### WORK TO COMPLETE
Locate each line in the records containing "Medical". Copy it.

[Entries from a dataset of interfaces]
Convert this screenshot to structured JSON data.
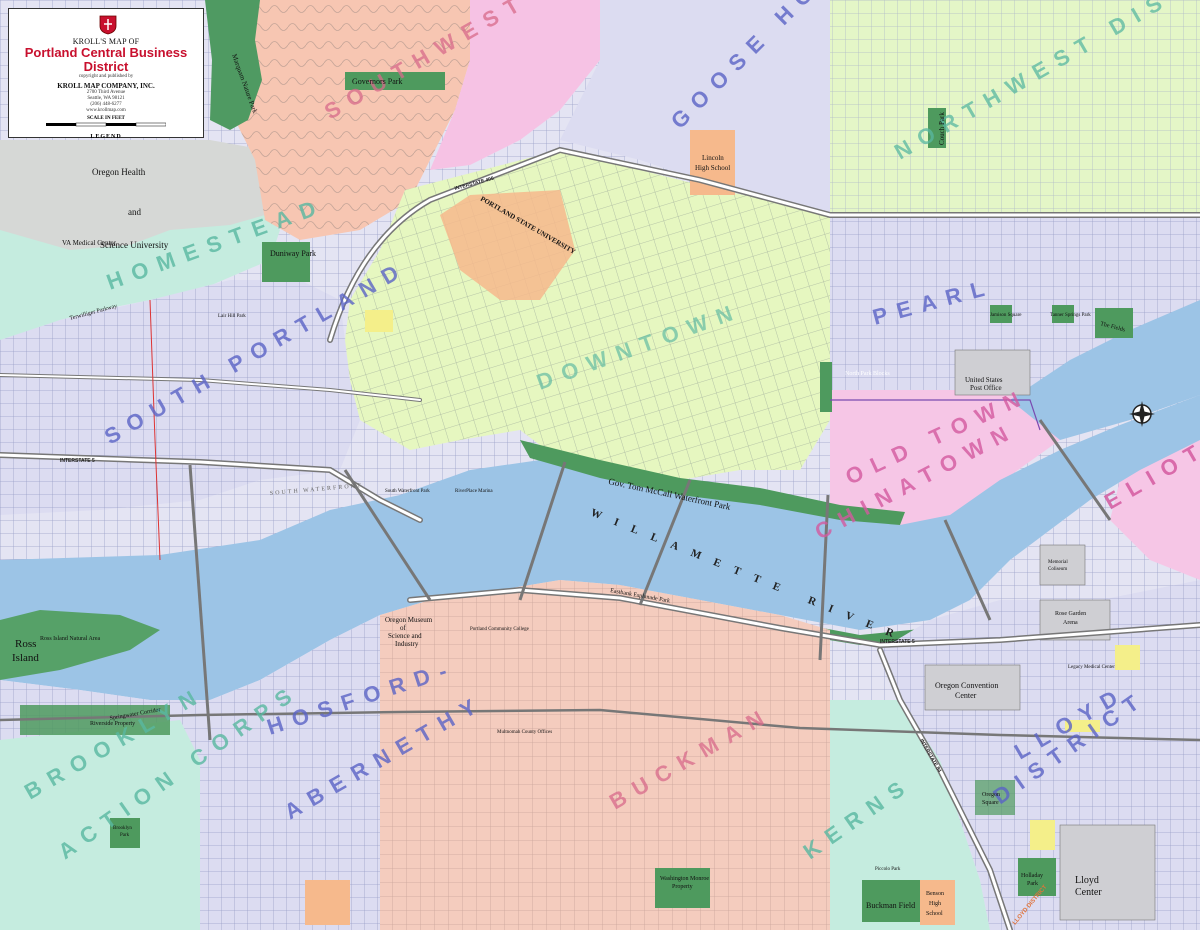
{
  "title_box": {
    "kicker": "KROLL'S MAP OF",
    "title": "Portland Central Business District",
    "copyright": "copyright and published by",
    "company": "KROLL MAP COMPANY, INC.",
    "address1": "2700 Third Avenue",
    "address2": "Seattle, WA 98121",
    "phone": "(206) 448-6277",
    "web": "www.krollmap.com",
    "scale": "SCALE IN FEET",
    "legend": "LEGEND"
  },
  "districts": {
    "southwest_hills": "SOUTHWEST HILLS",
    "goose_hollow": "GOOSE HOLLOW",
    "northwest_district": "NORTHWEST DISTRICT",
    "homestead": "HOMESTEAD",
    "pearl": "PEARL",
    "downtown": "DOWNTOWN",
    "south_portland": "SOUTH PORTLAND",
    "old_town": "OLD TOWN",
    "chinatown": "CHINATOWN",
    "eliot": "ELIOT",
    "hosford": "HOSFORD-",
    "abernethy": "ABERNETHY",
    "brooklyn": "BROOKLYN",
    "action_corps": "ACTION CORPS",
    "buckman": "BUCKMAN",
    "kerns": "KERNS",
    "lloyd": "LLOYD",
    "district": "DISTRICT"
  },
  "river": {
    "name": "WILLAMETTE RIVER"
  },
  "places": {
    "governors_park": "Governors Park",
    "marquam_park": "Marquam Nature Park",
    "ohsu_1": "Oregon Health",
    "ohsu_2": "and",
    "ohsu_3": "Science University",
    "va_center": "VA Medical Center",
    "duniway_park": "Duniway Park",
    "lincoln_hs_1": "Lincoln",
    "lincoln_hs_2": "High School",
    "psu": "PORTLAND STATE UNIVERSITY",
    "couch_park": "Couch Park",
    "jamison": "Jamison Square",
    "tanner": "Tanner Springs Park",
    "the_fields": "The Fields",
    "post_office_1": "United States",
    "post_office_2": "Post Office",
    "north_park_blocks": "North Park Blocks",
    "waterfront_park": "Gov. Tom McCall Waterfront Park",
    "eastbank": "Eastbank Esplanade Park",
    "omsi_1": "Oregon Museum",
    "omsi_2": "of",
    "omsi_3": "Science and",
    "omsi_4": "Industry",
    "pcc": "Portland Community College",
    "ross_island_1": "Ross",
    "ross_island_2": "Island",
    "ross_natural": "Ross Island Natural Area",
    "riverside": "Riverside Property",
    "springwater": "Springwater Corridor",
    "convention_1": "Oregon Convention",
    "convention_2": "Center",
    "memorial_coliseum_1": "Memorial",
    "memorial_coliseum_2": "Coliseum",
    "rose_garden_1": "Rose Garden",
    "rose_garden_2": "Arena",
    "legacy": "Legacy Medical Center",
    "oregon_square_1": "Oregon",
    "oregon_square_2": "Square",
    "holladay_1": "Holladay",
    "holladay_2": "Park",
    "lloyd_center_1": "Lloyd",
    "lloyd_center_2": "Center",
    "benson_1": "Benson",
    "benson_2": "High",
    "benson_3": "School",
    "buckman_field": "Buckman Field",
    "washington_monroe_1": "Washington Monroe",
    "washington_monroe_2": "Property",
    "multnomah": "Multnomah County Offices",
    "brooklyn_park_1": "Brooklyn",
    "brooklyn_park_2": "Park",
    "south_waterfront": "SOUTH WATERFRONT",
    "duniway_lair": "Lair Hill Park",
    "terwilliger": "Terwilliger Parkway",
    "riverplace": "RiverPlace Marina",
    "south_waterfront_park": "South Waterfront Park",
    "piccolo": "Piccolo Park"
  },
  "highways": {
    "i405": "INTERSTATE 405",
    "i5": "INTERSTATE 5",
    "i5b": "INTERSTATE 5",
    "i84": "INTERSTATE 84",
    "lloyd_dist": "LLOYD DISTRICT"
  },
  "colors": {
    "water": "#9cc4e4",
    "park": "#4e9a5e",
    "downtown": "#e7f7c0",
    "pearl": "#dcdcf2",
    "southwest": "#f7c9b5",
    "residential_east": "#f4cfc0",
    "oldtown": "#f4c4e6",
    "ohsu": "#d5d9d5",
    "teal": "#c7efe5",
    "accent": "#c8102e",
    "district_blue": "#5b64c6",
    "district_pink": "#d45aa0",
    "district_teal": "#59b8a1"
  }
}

### ANSWER FOR THE TASK
    "va_center": "VA Medical Center",
    "legacy": "Legacy Medical Center",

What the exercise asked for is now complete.